China turns to Asian neighbors for help in cross-border cybercrime war

China turns to Asian neighbors for help in cross-border cybercrime war

The Chinese government is beefing up its crackdown against illegal Internet activities. This time, the country is tapping its neighbors in Southeast Asia for help in what it called “fight against cross-border cybercrime.”

China turns to Asian neighbors for help in cross-border cybercrime warChinese media Xinhua quoted Zhong Zhong, deputy chief of the Ministry of Public Security’s Internet Security Bureau, who said recent trends in cybercrime now include “terrorist cells using the Internet to spread extremism, recruit members, plot attacks and conduct money laundering.”

According to the ministry official, more than 90 percent of online fraud and gambling sites that target Chinese residents use overseas servers and virtual private networks (VPN).

Last month, Chinese police brought the axe down on a cross-border online gambling network that involves a Philippine-based site. A total of 125 people were arrested in the Heilongjiang province, and the main suspect in the case—Bo Wang—was deported from Manila after spending six months in immigration detention.

Officials at the Chinese Embassy in the Philippines said Wang was wanted by the Chinese government and Interpol on charges of illegal gambling and money laundering.

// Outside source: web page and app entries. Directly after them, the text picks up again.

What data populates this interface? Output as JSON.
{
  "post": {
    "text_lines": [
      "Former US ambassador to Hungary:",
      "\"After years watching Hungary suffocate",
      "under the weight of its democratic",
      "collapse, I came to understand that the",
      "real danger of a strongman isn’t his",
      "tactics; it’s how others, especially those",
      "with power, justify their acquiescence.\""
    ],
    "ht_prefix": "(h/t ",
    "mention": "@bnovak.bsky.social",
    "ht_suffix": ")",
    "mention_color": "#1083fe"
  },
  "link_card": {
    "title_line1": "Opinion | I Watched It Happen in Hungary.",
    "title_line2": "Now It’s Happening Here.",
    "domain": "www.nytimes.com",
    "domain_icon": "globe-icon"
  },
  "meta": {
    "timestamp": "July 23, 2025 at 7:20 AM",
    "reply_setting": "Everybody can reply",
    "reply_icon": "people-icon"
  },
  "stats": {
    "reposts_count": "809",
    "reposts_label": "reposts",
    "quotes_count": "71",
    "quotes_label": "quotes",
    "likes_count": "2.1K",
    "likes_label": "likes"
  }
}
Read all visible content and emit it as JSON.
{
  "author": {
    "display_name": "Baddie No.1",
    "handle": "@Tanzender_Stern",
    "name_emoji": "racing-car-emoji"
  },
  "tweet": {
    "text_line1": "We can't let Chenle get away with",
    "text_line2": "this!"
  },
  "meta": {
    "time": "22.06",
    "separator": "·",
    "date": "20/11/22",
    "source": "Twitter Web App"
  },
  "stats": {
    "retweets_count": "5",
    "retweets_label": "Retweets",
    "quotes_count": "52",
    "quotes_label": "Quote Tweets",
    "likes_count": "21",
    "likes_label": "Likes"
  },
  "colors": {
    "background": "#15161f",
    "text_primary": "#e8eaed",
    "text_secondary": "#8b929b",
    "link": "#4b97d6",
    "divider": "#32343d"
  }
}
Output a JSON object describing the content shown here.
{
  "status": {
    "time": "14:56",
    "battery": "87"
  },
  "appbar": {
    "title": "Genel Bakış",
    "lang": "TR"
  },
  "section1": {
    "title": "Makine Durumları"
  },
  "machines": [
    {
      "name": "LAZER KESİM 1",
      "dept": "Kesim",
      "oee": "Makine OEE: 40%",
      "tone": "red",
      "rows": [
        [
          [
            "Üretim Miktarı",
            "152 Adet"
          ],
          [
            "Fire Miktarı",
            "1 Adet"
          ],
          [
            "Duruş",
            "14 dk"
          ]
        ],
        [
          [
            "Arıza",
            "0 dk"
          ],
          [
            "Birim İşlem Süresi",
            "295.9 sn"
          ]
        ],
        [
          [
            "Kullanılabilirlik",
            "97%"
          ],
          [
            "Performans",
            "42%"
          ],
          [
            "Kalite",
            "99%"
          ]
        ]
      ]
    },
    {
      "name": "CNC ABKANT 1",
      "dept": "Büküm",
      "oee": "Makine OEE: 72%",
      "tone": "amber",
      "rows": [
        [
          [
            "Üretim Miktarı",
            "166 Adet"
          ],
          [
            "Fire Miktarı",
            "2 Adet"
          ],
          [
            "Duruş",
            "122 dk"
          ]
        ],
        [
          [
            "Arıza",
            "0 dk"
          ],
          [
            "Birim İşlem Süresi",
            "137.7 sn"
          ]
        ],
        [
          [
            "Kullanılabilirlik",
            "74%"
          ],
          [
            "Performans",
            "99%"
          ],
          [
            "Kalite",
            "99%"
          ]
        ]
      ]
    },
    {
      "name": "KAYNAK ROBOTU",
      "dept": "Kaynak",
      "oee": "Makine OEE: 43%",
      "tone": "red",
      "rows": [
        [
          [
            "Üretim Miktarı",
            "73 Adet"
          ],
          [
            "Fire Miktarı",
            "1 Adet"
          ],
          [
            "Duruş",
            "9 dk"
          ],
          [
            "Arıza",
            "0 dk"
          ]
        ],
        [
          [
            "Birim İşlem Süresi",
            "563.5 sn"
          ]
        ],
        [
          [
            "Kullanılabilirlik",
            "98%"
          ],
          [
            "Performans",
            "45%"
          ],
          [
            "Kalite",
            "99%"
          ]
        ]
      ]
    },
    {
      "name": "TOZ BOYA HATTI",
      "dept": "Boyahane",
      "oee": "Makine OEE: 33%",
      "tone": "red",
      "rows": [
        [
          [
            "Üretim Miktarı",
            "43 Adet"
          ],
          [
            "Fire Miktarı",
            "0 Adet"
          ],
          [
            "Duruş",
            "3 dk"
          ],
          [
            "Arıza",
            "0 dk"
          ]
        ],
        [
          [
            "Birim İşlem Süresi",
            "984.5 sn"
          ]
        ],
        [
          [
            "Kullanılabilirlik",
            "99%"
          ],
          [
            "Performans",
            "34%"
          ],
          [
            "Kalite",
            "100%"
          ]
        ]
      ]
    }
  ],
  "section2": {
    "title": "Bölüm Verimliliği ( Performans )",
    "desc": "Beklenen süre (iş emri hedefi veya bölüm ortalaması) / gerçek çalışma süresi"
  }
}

He is suspected of leading a P91-billion crime syndicate in China via Manila-based Skybet network gambling company.

Zhong said the cooperation between China and countries in the Southeast Asia has yielded positive results. Malaysian authorities enlisted China’s help in combatting illegal online gambling in 2014, and the Royal Malaysia Police even sent its officers to China to pick up some pointers.

According to the Chinese ministry official, last year’s joint operation between China, Vietnam and Myanmar resulted in 119 arrests and 64 million yuan ($10 million) in frozen assets.

In 2013, police in the Guangdong province arrested 21 individuals and seized bank accounts containing $1.85 million in gambling funds. Officials said the gang, whose members hailed from Malaysia, Indonesia and Singapore, used an online site based in the Philippines to process their wagers.